United States Steel, A Division of USX Corporation and United Steelworkers of America, Local 1557, Case No. USS-38, 287 (1999). The arbitrator ruled that the employee was properly discharged for material violation of an LCA, stating:
Anheuser-Busch, Inc. union arbitration, October 1999. The arbitrator upheld the use of body hair for analysis.
Anheuser-Busch, Inc. union arbitration, July 1999. The arbitrator found no merit in the union claims of improper specimen collection and age, race and gender bias relating to slow hair growth.
Anheuser-Busch, Inc. union arbitration, August 2000. The arbitrator found that random hair testing of employees in safety-sensitive positions did not violate their state constitutional rights to privacy. The Psychemedics hair test was deemed “a reliable method for detecting employee drug use, [which] therefore served to further the Employer’s legitimate safety interest.”

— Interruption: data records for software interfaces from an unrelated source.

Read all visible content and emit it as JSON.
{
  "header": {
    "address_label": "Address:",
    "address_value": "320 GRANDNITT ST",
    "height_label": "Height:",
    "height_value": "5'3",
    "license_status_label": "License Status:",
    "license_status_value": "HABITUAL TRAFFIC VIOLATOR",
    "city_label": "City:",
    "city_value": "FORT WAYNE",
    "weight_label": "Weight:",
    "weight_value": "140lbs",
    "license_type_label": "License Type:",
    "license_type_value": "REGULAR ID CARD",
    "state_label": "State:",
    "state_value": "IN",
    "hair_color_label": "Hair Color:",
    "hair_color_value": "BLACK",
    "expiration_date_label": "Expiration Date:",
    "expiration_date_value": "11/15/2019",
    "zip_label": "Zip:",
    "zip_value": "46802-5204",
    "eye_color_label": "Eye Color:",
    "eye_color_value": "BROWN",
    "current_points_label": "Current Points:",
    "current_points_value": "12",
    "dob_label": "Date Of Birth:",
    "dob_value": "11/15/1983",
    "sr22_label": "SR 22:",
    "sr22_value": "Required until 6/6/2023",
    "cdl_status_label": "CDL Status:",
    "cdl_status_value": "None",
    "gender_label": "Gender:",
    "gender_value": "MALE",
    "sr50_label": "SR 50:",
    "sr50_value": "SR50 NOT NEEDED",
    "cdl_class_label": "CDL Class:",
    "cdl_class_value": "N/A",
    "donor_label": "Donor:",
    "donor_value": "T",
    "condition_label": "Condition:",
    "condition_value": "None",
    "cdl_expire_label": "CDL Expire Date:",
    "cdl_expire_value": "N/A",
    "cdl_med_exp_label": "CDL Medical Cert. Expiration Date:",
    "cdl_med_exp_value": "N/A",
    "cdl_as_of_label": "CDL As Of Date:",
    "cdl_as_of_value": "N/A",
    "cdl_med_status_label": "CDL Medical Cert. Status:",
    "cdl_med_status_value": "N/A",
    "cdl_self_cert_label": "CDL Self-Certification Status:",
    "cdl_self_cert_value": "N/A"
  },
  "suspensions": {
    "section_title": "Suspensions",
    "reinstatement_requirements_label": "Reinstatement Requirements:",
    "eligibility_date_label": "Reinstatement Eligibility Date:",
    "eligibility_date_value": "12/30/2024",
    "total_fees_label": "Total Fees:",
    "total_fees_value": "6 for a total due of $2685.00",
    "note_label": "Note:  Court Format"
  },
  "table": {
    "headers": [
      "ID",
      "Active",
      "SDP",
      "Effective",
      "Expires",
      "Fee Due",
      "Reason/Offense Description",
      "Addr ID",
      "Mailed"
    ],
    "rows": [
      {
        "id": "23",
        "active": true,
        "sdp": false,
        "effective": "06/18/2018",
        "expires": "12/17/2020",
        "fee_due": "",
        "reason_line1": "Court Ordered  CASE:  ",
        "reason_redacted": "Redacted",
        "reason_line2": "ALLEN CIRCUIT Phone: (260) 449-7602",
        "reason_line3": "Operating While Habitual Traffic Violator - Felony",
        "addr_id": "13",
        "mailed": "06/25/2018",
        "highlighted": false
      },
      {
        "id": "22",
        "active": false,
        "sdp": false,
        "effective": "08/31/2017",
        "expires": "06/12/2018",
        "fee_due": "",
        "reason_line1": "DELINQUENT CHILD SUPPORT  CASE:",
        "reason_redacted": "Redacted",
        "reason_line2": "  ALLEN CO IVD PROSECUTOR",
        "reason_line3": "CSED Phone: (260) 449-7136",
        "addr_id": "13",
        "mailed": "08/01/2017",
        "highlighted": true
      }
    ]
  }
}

US Steelworkers Local 4134 & Lone Star Steel Co., Case No. D22-96 (1997); Battle Mountain Gold Co. & Operating Engineers Local 3 (1998); Cooper Tools and United Automobile, Aerospace, Agricultural Implement Workers of America, AFL-CIO, Local 1774, Grievance No. 005 (2000); United States Steel, a Division of USX Corp. and United States Steelworkers of America, Local 1014, Case Nos. USS-41, 820 (2001) and USS-43, 080 (2003); In the Matter of Employee and Kraft Foods, Fullerton, CA; and In the Matter of Employee and Kraft Foods, Tulare, CA (2007).